Citing PatentFiling datePublication dateApplicantTitle
US6801880 *Jul 2, 2002Oct 5, 2004Dell Products L.P.System and method for minimizing a loading effect of a via by tuning a cutout ratio
US7411474Oct 11, 2005Aug 12, 2008Andrew CorporationPrinted wiring board assembly with self-compensating ground via and current diverting cutout
US7480435Dec 30, 2005Jan 20, 2009Intel CorporationEmbedded waveguide printed circuit board structure
US7681108 *Jul 19, 2006Mar 16, 2010Qimonda AgSemiconductor memory module with error correction

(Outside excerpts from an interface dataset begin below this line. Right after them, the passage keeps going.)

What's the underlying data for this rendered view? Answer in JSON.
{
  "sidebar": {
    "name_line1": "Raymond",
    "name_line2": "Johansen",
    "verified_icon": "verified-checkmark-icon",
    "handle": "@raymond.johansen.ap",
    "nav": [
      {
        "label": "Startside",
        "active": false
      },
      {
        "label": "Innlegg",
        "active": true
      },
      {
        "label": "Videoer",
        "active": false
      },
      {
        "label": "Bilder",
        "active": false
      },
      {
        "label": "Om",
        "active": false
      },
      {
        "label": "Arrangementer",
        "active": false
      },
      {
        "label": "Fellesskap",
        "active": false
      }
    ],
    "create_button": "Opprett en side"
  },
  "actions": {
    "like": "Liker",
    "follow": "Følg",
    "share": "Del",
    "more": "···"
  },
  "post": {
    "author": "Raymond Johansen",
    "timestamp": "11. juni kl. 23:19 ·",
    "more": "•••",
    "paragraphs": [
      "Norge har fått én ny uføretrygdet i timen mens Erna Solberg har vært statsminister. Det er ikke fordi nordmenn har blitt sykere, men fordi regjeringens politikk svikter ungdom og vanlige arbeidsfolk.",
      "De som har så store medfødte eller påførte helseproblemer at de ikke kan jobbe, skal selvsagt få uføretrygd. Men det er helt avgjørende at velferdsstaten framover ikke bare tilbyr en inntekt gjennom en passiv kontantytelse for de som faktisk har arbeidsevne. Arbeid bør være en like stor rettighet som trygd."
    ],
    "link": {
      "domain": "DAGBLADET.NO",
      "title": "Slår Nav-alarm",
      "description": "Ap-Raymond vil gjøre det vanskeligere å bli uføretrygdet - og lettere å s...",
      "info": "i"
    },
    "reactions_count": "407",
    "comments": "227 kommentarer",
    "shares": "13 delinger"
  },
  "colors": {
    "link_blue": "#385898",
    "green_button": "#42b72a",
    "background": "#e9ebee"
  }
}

US7800459Dec 29, 2006Sep 21, 2010Intel CorporationUltra-high bandwidth interconnect for data transmission
US8732942Mar 26, 2008May 27, 2014Intel CorporationMethod of forming a high speed interconnect
Classifications
U.S. Classification361/762, 174/255, 174/266, 333/246, 361/772, 333/32
International ClassificationH05K1/02, H05K3/42, H05K1/11
Cooperative ClassificationH05K3/429, H05K2201/044, H05K2201/09718, H05K2201/09781, H05K1/0248, H05K1/115, H05K1/025
European ClassificationH05K1/02C4Z, H05K1/02C4T
Legal Events
DateCodeEventDescription
Mar 14, 2000ASAssignment
Owner name: INTEL CORPORATION, CALIFORNIA
Free format text: ASSIGNMENT OF ASSIGNORS INTEREST;ASSIGNORS:LEDDIGE, MICHAEL W.;HORINE, BRYCE D.;REEL/FRAME:010694/0712
Effective date: 20000229
Owner name: INTEL CORPORATION 2200 MISSION COLLEGE BLVD. SANTA
Owner name: INTEL CORPORATION 2200 MISSION COLLEGE BLVD. SANTA
Free format text: ASSIGNMENT OF ASSIGNORS INTEREST;ASSIGNORS:LEDDIGE, MICHAEL W.;HORINE, BRYCE D.;REEL/FRAME:010694/0712
Effective date: 20000229
Jan 28, 2003CCCertificate of correction
Sep 23, 2005FPAYFee payment
Year of fee payment: 4
Nov 2, 2009REMIMaintenance fee reminder mailed
Mar 26, 2010LAPSLapse for failure to pay maintenance fees
May 18, 2010FPExpired due to failure to pay maintenance fee
Effective date: 20100326